Data protection is through encryption, which is fairly normal, and through physical isolation, which is less common. Basically the cellular network and the data are held at arms length, and there is no path from the cellular network to access user data without the user's active participation.

Environmental sustainability is difficult to measure, but here are the things that we have done to make the device much more sustainable, focusing primarily on extending the lifespan of the phone (and thus answering your final question as well).

1. By being larger, the device requires less miniaturisation, which in turn means less need for rare earth metals etc that are typically used to make high-performance tiny components. Indeed, the entire device is less tightly integrated, which means that it is possible to replace each major component, thus also allowing a phone to be maintained at reasonable cost over many years. The physical device will be designed to last many years.

2. The large battery means that even as the battery capacity decays over a number of years, it will remain more than sufficient. Should the battery ever require replacement, it is a straight-forward process to do so.

3. By including a solar panel, the device is able to self-power, which partly supports battery life for extended device lifespan as the battery naturally ages, but also allowing it to operate on its own renewable energy supply.

4. By abandoning the race to keep up with the latest advances in computer processors the key driver for replacement of phones every year is removed. That is, by focussing on high-performance software instead of high-performance hardware, the need to upgrade the hardware on a regular basis is removed.

5. Unlike practically every other phone out there, it is possible to upgrade and replace the cellular modem part of it as required. That is, while the phone may ship with a 3G or 4G modem, it will be possible to upgrade to 5G when available, or even just to "side-grade" to a modem that operates on different frequencies, in case you move countries, or your cellular network changes frequencies, or you switch to a carrier with a different cellular network technology. Data storage is on microSD card, which is similarly upgradeable.

Now, in terms of expected lifespan, I would hope for a minimum of five years of serviceable use, although much longer is possible.



Paul commented on Security through Simplicity

While there are some similarities, our approach is quite different in that we are purposely aiming to create a simple phone that is completely open in terms of hardware and software architecture.

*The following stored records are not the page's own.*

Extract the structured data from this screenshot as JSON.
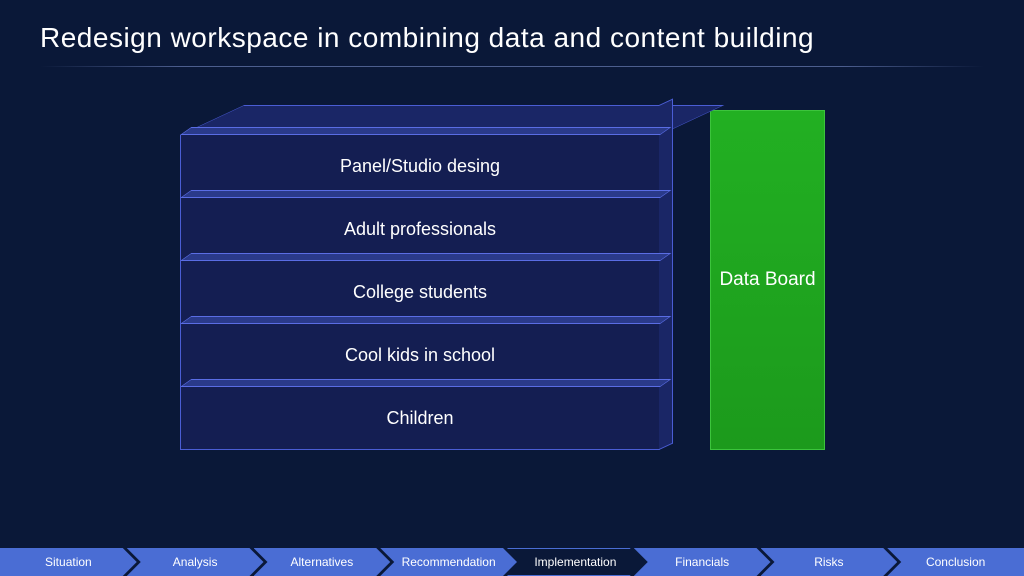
{
  "title": "Redesign workspace in combining data and content building",
  "layers": [
    "Panel/Studio desing",
    "Adult professionals",
    "College students",
    "Cool kids in school",
    "Children"
  ],
  "side_box": "Data Board",
  "breadcrumb": {
    "items": [
      "Situation",
      "Analysis",
      "Alternatives",
      "Recommendation",
      "Implementation",
      "Financials",
      "Risks",
      "Conclusion"
    ],
    "active_index": 4
  }
}
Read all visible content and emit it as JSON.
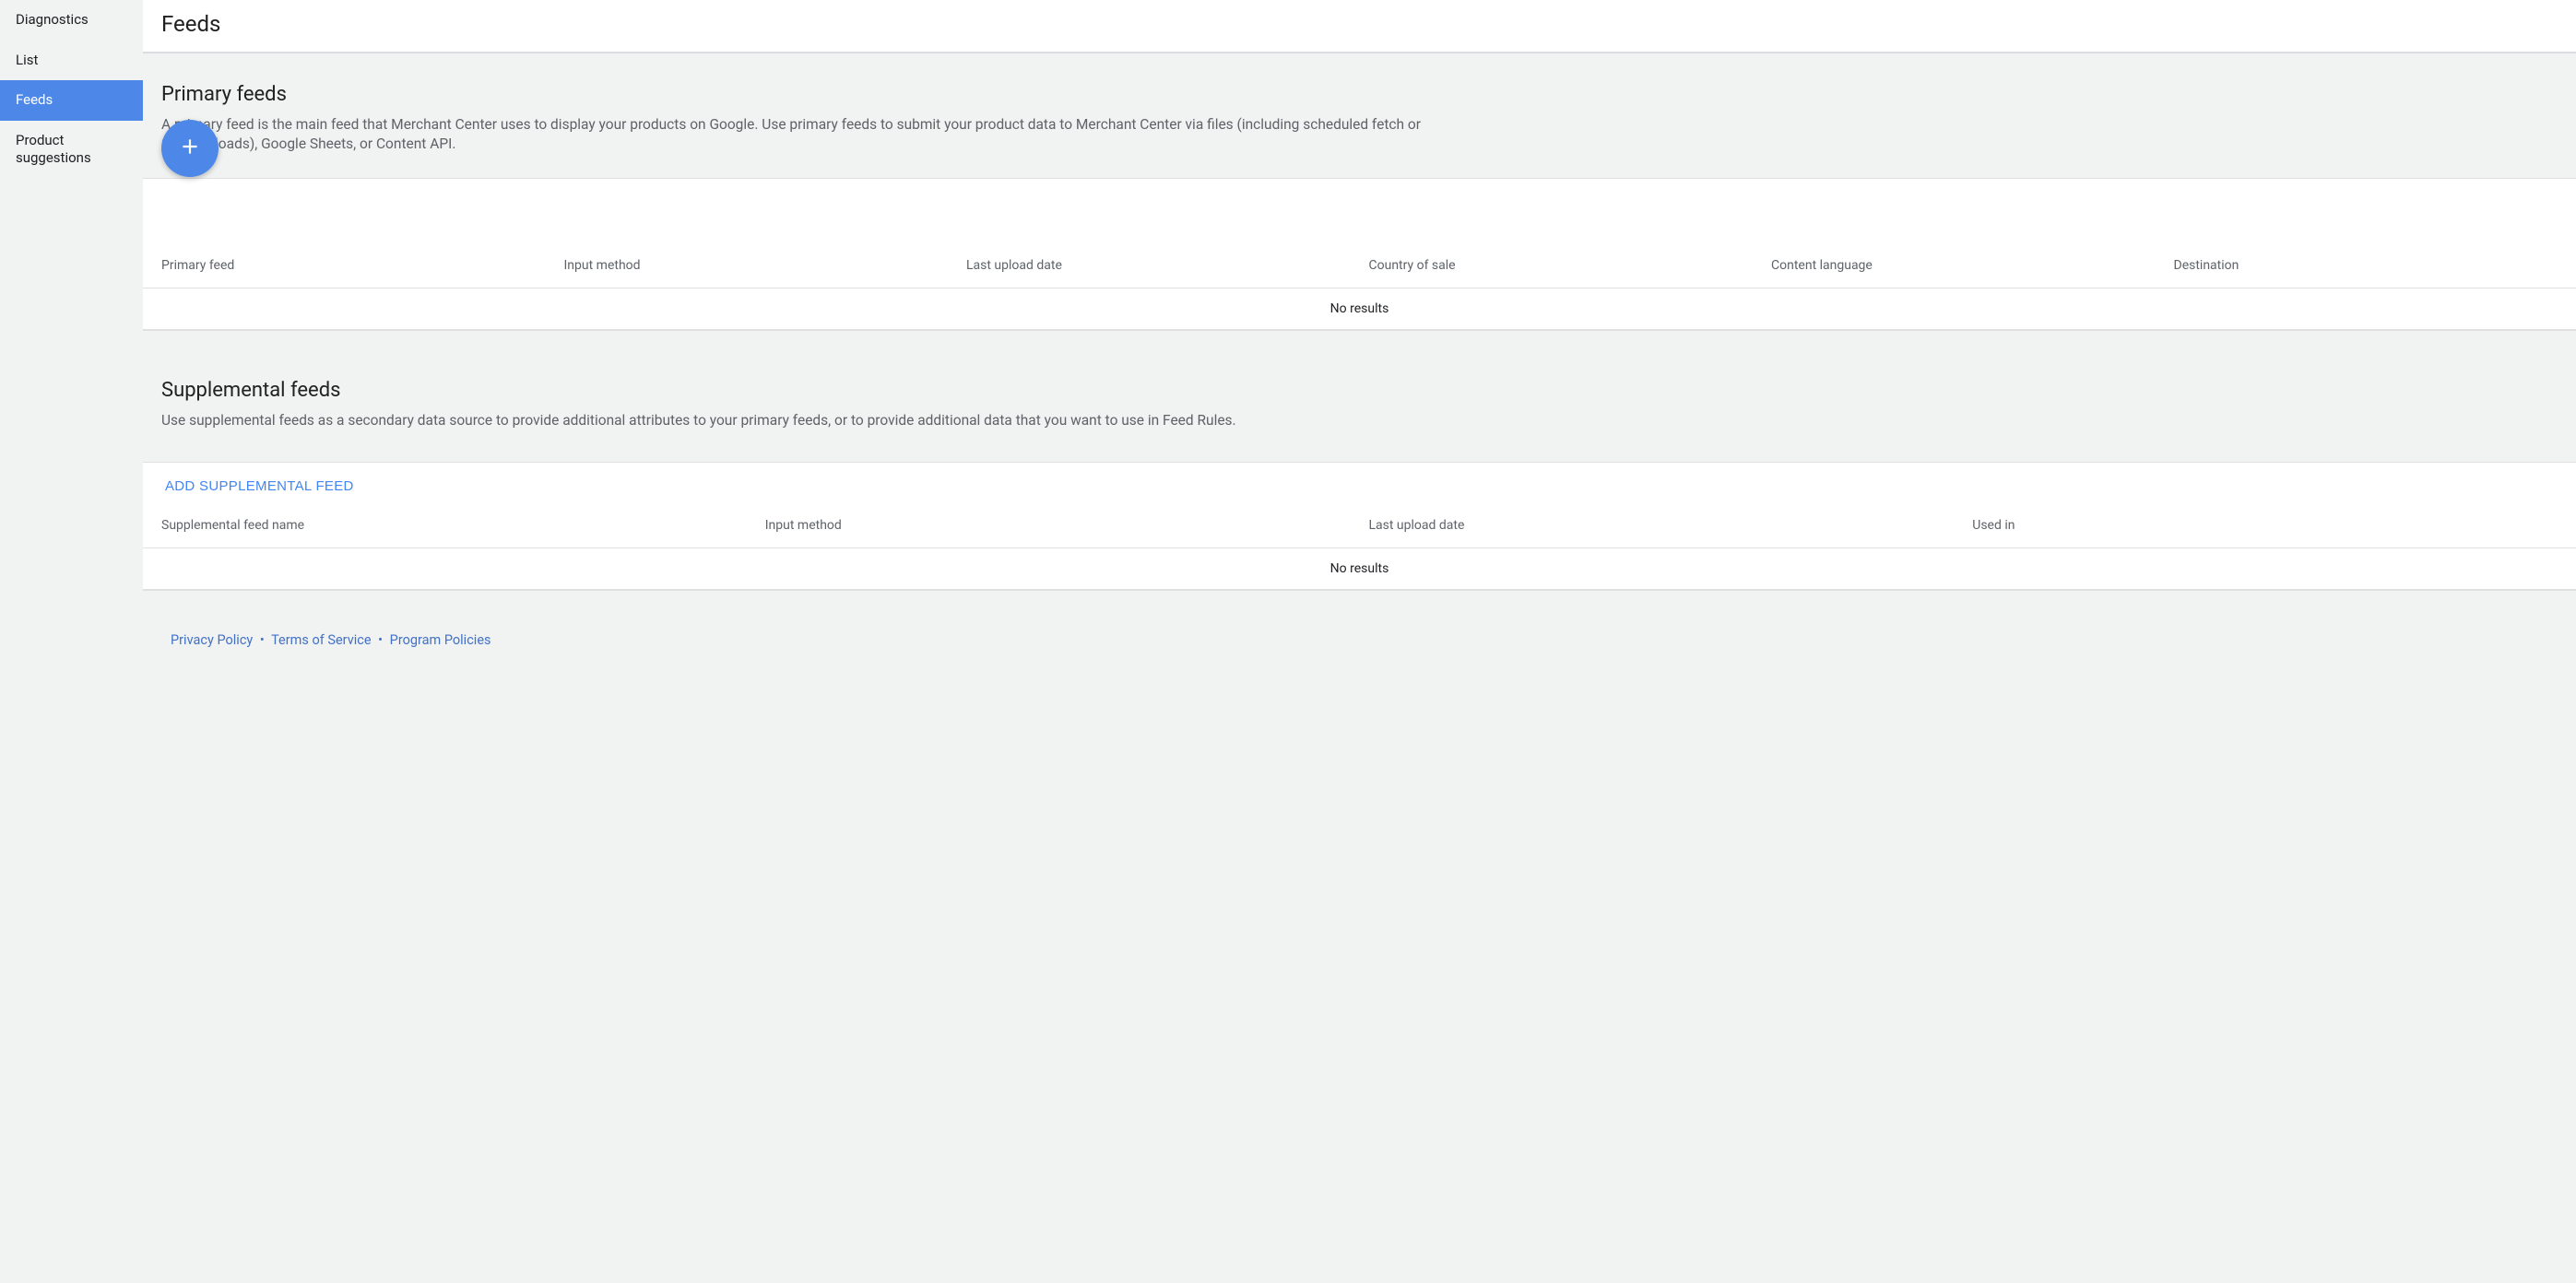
{
  "sidebar": {
    "items": [
      {
        "label": "Diagnostics"
      },
      {
        "label": "List"
      },
      {
        "label": "Feeds"
      },
      {
        "label": "Product suggestions"
      }
    ]
  },
  "header": {
    "title": "Feeds"
  },
  "primary": {
    "title": "Primary feeds",
    "desc": "A primary feed is the main feed that Merchant Center uses to display your products on Google. Use primary feeds to submit your product data to Merchant Center via files (including scheduled fetch or SFTP uploads), Google Sheets, or Content API.",
    "columns": [
      "Primary feed",
      "Input method",
      "Last upload date",
      "Country of sale",
      "Content language",
      "Destination"
    ],
    "no_results": "No results"
  },
  "supplemental": {
    "title": "Supplemental feeds",
    "desc": "Use supplemental feeds as a secondary data source to provide additional attributes to your primary feeds, or to provide additional data that you want to use in Feed Rules.",
    "add_label": "ADD SUPPLEMENTAL FEED",
    "columns": [
      "Supplemental feed name",
      "Input method",
      "Last upload date",
      "Used in"
    ],
    "no_results": "No results"
  },
  "footer": {
    "privacy": "Privacy Policy",
    "terms": "Terms of Service",
    "program": "Program Policies"
  }
}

So while it might boot super fast like the low-end Nokia phones, you will be able to install (and indeed write) apps for it, for example.


Paul commented on Security through Simplicity

Thanks for the kind words :)